-- Exercise data follows --

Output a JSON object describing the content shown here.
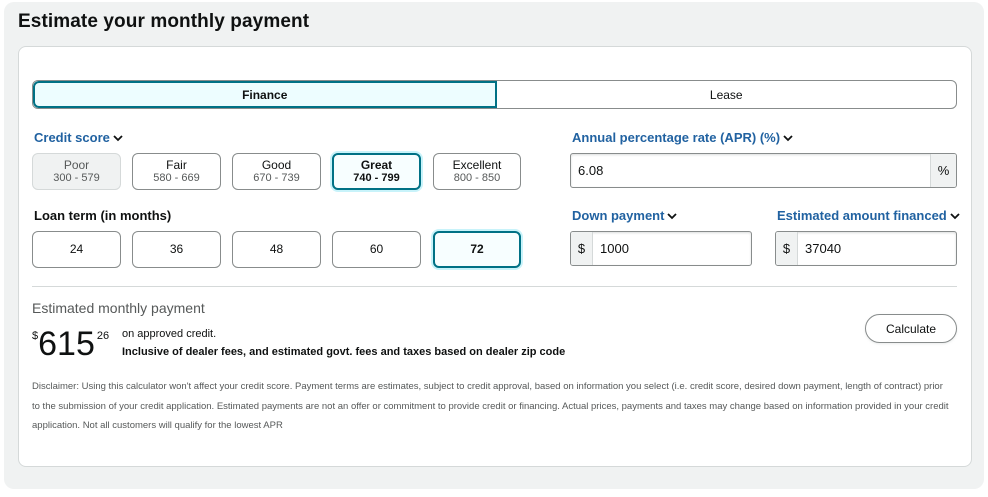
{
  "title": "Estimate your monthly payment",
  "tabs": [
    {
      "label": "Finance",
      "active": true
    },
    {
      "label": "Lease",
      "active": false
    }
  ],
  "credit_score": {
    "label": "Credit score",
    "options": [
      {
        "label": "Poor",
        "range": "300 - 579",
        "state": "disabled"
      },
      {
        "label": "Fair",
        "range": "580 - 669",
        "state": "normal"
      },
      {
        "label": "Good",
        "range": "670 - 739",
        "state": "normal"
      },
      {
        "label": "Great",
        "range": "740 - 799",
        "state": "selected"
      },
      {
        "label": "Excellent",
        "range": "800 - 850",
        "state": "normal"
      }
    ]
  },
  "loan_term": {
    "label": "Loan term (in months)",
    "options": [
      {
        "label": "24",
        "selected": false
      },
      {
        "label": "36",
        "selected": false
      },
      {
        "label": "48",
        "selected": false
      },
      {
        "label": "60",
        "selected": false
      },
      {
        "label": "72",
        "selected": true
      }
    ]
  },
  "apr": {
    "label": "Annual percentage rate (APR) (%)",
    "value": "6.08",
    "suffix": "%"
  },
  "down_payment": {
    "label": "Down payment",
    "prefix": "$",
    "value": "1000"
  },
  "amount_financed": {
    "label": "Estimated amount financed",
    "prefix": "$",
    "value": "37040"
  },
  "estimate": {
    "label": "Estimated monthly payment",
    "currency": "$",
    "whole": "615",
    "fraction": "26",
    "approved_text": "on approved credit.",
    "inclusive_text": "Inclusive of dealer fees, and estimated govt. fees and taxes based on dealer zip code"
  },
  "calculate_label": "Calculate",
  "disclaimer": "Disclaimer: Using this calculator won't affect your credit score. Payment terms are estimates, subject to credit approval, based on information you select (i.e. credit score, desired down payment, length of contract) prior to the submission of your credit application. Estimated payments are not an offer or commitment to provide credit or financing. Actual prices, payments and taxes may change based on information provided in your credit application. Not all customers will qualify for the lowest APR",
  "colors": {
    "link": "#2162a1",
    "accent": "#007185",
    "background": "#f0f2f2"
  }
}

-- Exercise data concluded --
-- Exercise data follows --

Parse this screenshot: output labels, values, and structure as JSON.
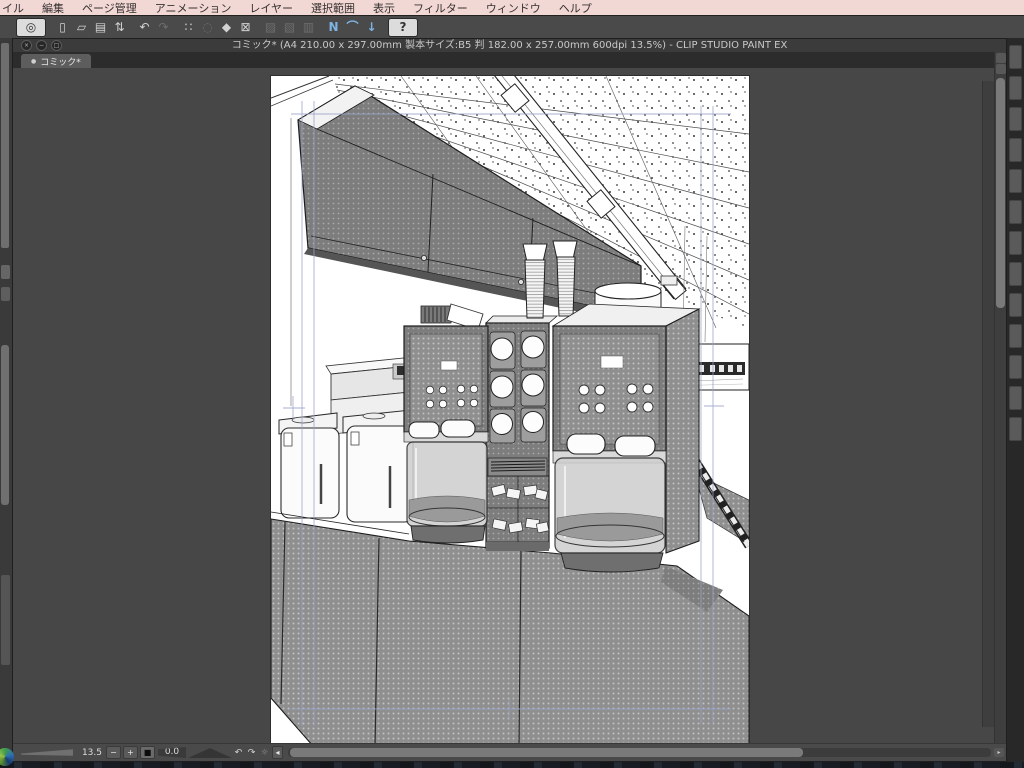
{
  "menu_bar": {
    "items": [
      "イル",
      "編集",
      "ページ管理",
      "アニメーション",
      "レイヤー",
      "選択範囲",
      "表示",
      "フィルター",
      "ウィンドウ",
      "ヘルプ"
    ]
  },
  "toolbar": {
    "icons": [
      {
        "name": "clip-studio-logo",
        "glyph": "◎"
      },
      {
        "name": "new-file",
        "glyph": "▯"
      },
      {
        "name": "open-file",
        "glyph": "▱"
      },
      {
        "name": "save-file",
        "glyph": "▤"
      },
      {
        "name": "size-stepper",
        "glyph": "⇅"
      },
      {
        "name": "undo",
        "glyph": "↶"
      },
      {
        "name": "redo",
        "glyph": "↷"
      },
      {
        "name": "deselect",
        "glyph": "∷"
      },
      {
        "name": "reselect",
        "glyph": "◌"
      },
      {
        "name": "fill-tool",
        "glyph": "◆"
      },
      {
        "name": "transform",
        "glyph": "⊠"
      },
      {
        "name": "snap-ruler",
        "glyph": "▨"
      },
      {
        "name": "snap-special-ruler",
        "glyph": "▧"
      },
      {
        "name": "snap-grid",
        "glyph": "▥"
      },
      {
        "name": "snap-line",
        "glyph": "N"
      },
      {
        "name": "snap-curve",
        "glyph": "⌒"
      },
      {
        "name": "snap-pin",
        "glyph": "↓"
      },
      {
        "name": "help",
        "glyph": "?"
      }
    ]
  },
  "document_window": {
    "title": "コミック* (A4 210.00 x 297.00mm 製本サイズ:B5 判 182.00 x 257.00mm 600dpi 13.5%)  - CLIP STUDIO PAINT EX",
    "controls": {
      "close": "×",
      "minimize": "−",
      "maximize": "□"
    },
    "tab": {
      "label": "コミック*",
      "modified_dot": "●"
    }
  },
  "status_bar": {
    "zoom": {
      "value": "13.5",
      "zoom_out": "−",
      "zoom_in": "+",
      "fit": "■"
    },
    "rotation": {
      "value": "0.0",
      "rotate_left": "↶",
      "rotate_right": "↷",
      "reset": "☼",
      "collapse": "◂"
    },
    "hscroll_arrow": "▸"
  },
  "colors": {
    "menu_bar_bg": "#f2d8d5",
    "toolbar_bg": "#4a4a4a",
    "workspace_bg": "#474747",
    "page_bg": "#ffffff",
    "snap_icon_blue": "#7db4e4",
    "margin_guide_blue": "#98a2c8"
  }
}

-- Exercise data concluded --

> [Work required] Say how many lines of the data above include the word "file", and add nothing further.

> [Task output] 3